The NAV (net asset value) of a mutual fund has been misunderstood by a large mass of the investing community.
This is surely known from the way that mutual funds are as of late gathering enormous corpus in their New Fund Offers, or NFOs, while then again the accumulations in the current plans were unimportant.
Truth be told, investors sold their current ventures and put resources into NFOs. This switch has neither rhyme nor reason, unless the new fund has something other than what’s expected and better to offer.
Definition of Net Asset Value
Net Asset Value, or NAV, is the sum total of the market value of all the shares held in the portfolio that includes cash, less the liabilities, divided by outstanding total number of units. Therefore, NAV of a mutual fund unit is the ‘book value.’
NAV’s impact on the returns
Most people think that a Mutual Fund with lower Net Asset Value will give better returns. But this is again a wrong perception about Net Asset Value. The following example will make it clear that the returns are free of the NAV.
For instance say, a person has Rs. 10,000 to invest. And there are two options, but the funds are same for the portfolio. But suppose one Fund A has a NAV of Rs. 10 and another Fund V has a NAV of Rs. 50. You will get 1000 units of Fund A or 200 units of Fund B.
After a year, both funds would be equal as their portfolio is the same, by 25%. Then NAV after a year would be Rs. 12.50 for Fund A and Rs. 62.50 for Fund B. The value of the investment would be 1000×12.50 = Rs. 12,500 for Fund A and 200×62.5 = Rs. 12,500 for Fund B. Therefore the returns would be same irrespective of the NAV.
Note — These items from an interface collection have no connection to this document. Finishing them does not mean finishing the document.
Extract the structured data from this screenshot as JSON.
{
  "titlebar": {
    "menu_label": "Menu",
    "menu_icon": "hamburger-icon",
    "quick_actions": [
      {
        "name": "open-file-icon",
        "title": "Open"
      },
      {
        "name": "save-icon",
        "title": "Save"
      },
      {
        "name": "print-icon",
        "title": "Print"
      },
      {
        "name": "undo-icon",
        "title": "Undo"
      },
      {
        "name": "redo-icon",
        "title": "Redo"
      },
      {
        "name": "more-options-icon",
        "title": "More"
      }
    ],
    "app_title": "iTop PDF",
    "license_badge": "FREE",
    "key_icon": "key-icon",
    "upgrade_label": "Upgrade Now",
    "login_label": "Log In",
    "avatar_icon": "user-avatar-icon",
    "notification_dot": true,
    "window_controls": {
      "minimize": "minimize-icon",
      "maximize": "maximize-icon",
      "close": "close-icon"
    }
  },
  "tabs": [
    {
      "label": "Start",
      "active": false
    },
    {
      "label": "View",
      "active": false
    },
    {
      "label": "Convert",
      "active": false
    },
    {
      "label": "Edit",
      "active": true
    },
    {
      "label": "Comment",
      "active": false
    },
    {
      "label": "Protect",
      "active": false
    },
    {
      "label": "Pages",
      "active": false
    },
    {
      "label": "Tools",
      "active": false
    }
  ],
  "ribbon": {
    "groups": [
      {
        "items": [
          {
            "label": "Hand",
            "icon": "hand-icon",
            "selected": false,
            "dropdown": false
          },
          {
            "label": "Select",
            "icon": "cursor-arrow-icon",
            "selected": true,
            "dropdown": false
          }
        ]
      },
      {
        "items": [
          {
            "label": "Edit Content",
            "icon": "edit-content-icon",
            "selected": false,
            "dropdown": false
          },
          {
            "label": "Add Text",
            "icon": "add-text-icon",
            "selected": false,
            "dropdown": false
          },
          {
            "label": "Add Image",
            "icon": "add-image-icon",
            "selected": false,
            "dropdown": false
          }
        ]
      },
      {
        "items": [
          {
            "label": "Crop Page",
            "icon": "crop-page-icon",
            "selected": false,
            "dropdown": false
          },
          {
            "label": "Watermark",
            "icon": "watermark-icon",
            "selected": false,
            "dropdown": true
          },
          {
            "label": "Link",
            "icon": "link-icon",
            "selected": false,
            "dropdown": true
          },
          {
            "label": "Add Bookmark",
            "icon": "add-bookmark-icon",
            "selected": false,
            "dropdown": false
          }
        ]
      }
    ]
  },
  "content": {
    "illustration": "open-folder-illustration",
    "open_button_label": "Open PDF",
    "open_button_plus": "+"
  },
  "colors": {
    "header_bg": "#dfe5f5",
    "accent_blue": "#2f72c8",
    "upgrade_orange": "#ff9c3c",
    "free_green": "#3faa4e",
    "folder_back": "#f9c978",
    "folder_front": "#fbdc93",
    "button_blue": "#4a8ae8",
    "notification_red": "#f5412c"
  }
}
It is the quality of fund that makes a difference to the returns. In fact for equity shares as well this logic applies.